  8. Non-gender-neutral terms do affect the perception of concepts • In languages with masculine and feminine gender, the masculine is default and therefore often assumed to be neutral • When Italian children hear ildottore (‘the.MASC doctor’) they are surprised if they see an accompanying picture of a doctor who is a woman (Cacciari & Padovani 2007)

  9. Linguistic taboos • Some words are considered inappropriate to utter, because of their connotation or their denotation • Swear words • Ethnic slurs • Terms for sexual activities • Words can refer to things directly or in a roundabout way • Euphemism: a nice way of saying something, e.g. ‘My Aunt Flo is in town’ • Orthophemism: a neutral way of saying something e.g. ‘I’m menstruating; I’m on my period’ • Dysphemism: a pejorative way of saying something e.g. ‘I’m riding the red rag’ • Taboo avoidance can lead to language change • What is the dominant word for a male chicken?

  10. The word homosexual • http://www.youtube.com/watch?v=1AYRtC_AC6o • What do you think? Is homosexual a pejorative term? • Do you think the reasoning of each presenter was sound?

  11. Language and relationships • We can use language differently in order to show relationships with people • Honorifics, terms of address for people with whom one maintains a particular social distance, are one way of doing this • In many languages this is the ‘T/V’ distinction, where T (informal) pronouns are used to express solidarity, familiarity and closeness, while V (formal) pronouns are for distance and respect

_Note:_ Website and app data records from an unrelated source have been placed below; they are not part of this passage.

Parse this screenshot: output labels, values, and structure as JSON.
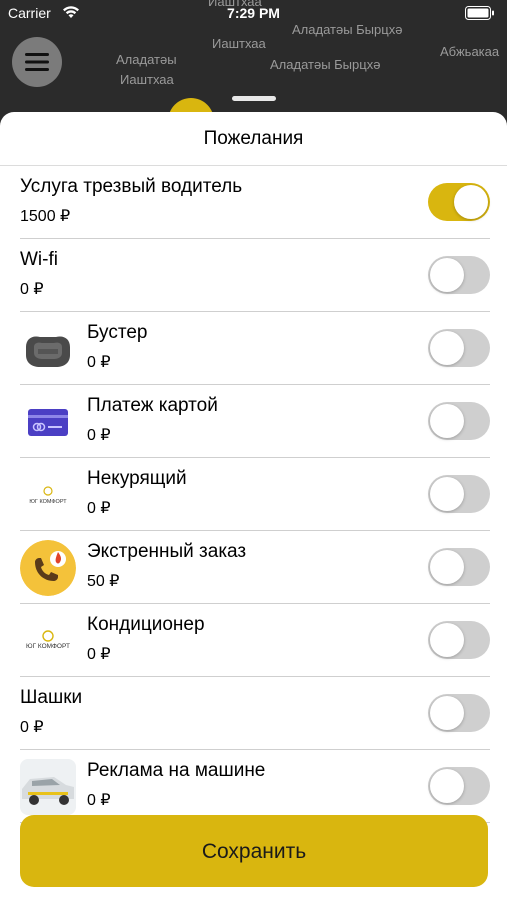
{
  "status_bar": {
    "carrier": "Carrier",
    "time": "7:29 PM"
  },
  "map": {
    "labels": [
      "Иаштхаа",
      "Аладатәы Бырцхә",
      "Аладатәы",
      "Иаштхаа",
      "Иаштхаа",
      "Аладатәы Бырцхә",
      "Абжьакаа"
    ]
  },
  "sheet": {
    "title": "Пожелания",
    "items": [
      {
        "title": "Услуга трезвый водитель",
        "price": "1500 ₽",
        "enabled": true,
        "icon": ""
      },
      {
        "title": "Wi-fi",
        "price": "0 ₽",
        "enabled": false,
        "icon": ""
      },
      {
        "title": "Бустер",
        "price": "0 ₽",
        "enabled": false,
        "icon": "booster-seat-icon"
      },
      {
        "title": "Платеж картой",
        "price": "0 ₽",
        "enabled": false,
        "icon": "credit-card-icon"
      },
      {
        "title": "Некурящий",
        "price": "0 ₽",
        "enabled": false,
        "icon": "logo-icon"
      },
      {
        "title": "Экстренный заказ",
        "price": "50 ₽",
        "enabled": false,
        "icon": "phone-flame-icon"
      },
      {
        "title": "Кондиционер",
        "price": "0 ₽",
        "enabled": false,
        "icon": "logo-icon"
      },
      {
        "title": "Шашки",
        "price": "0 ₽",
        "enabled": false,
        "icon": ""
      },
      {
        "title": "Реклама на машине",
        "price": "0 ₽",
        "enabled": false,
        "icon": "taxi-car-icon"
      }
    ],
    "logo_text": "ЮГ КОМФОРТ",
    "save_label": "Сохранить"
  },
  "colors": {
    "accent": "#d9b60f",
    "toggle_off": "#cfcfcf",
    "map_bg": "#2b2b2b"
  }
}
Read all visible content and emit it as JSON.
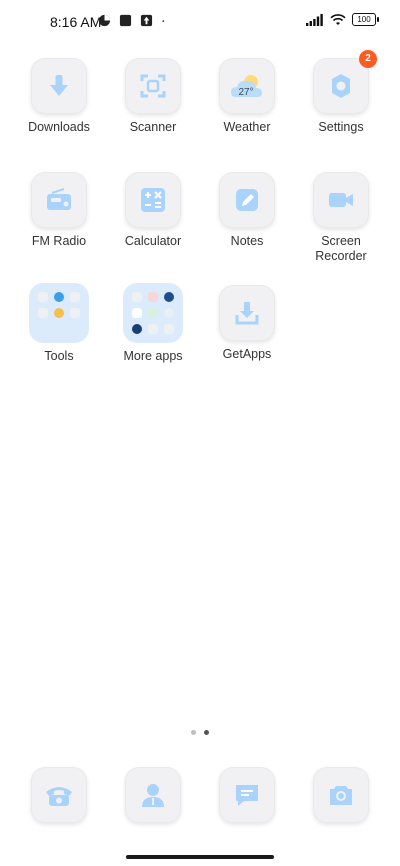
{
  "status_bar": {
    "time": "8:16 AM",
    "battery": "100"
  },
  "apps": [
    {
      "label": "Downloads",
      "icon": "download-icon"
    },
    {
      "label": "Scanner",
      "icon": "scanner-icon"
    },
    {
      "label": "Weather",
      "icon": "weather-icon",
      "temp": "27°"
    },
    {
      "label": "Settings",
      "icon": "gear-icon",
      "badge": "2"
    },
    {
      "label": "FM Radio",
      "icon": "radio-icon"
    },
    {
      "label": "Calculator",
      "icon": "calculator-icon"
    },
    {
      "label": "Notes",
      "icon": "notes-icon"
    },
    {
      "label": "Screen Recorder",
      "label_line1": "Screen",
      "label_line2": "Recorder",
      "icon": "video-camera-icon"
    },
    {
      "label": "Tools",
      "icon": "folder-icon"
    },
    {
      "label": "More apps",
      "icon": "folder-icon"
    },
    {
      "label": "GetApps",
      "icon": "store-download-icon"
    }
  ],
  "dock": [
    {
      "icon": "phone-icon"
    },
    {
      "icon": "contacts-icon"
    },
    {
      "icon": "messages-icon"
    },
    {
      "icon": "camera-icon"
    }
  ],
  "page_indicator": {
    "count": 2,
    "active_index": 1
  },
  "colors": {
    "accent_blue": "#a9d3fb",
    "tile_bg": "#f1f1f3",
    "badge": "#ff5a1f"
  }
}
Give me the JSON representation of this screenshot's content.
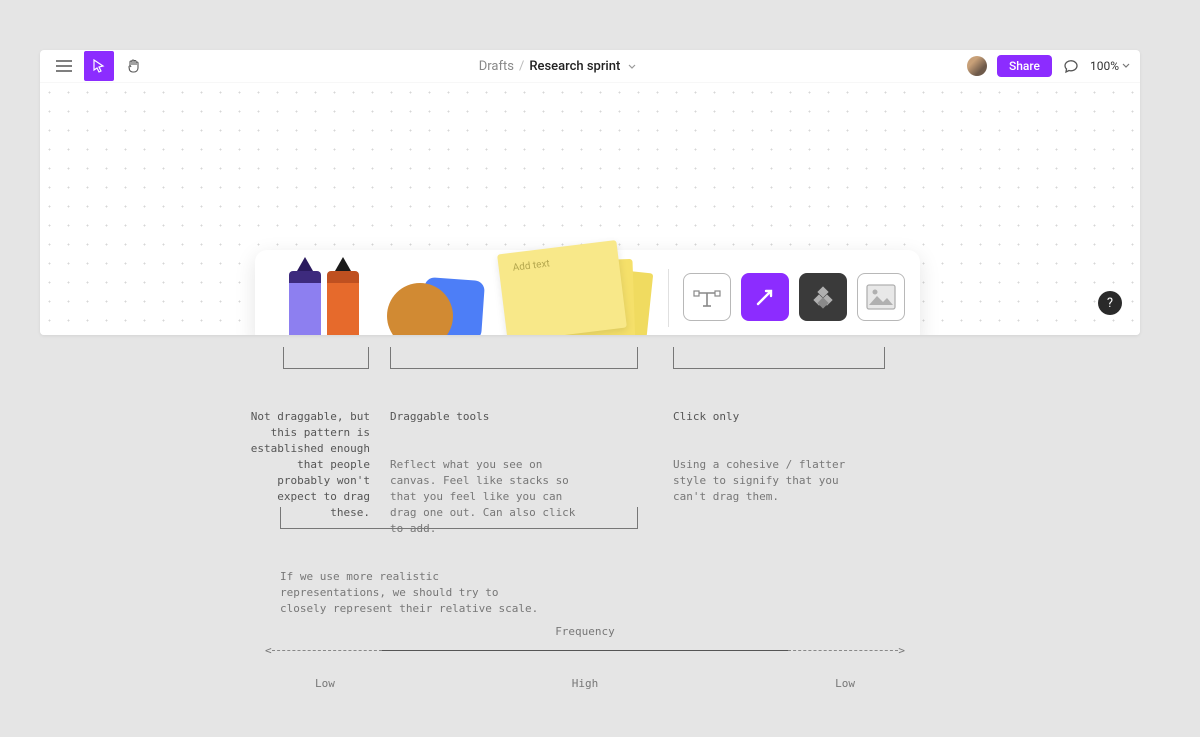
{
  "breadcrumb": {
    "folder": "Drafts",
    "title": "Research sprint"
  },
  "topbar": {
    "share_label": "Share",
    "zoom": "100%"
  },
  "note_placeholder": "Add text",
  "help_label": "?",
  "annotations": {
    "markers": {
      "heading": "Not draggable, but this pattern is established enough that people probably won't expect to drag these."
    },
    "drag": {
      "heading": "Draggable tools",
      "body": "Reflect what you see on canvas. Feel like stacks so that you feel like you can drag one out. Can also click to add."
    },
    "click": {
      "heading": "Click only",
      "body": "Using a cohesive / flatter style to signify that you can't drag them."
    },
    "scale": {
      "body": "If we use more realistic representations, we should try to closely represent their relative scale."
    }
  },
  "frequency": {
    "title": "Frequency",
    "low": "Low",
    "high": "High"
  }
}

  12. Politeness can be very important • There’s a difference between “Would it bother me if we work in silence for a little bit?” and “Shut your face.” • What is the proper way to greet a friend? A teacher? A parent? • We will often say things in a way that will keep us from being seen in a poor light, that helps us save face

  13. Linguistic construction of identity • As we discussed, structured variation is affected by many different social (and linguistic) factors • As a result no single variant points to one linguistic identity instead of another • Forms have multiple indexicality – point to numerous possible levels of meaning, connotation and identity • People judge others and make assumptions about them by how they speak • We can use these assumptions to influence our speech and therefore how we are viewed and how we view ourselves

  14. Ethnoscience • Science done using categories of each culture • Much of the knowledge of a group is encoded in the vocabulary of a language • Scientists learn a great deal about the species that populate a certain area by learning the language of a local group and how they refer to them • The Creole population of French Guiana has hundreds of words for different plants found in the Amazon that are used for medicinal purposes, as well as their own theory of medicine that attributes sicknesses to hot and cold humors

  15. Kinship terminology • Ways of viewing genealogy is another sort of science • Different societies have different family structures • Italian nieta can be ‘granddaughter’ or ‘niece’ • In Lwitakho, a Bantu language of Kenya, amwavu is ‘same-sex sibling’ while votso is ‘opposite-sex sibling’ • In Quechua, sons belong to fathers and daughters to mothers • Brother of a boy: wauqi; brother of a girl: tura • Sister of a boy: pana; sister of a girl: ñaña

  16. Ethnography of communication • Developed early on by IU graduate Dell Hymes • Revolves around notion of communicative competence – knowledge of what the appropriate way to speak in a given situation is • We can describe how language interaction proceeds by using tools of ethnography, the documentation of a culture

  17. The SPEAKING model • Setting – physical, temporal, social context • Participants – who is talking? listening? watching? • Ends – what do the participants hope to get? • Act sequences – how do things play out? • Key – what is the tenor of the interaction? • Instrumentalities – written? standard? • Norms – what are the conventions used? • Genres – what kind of speech event is it?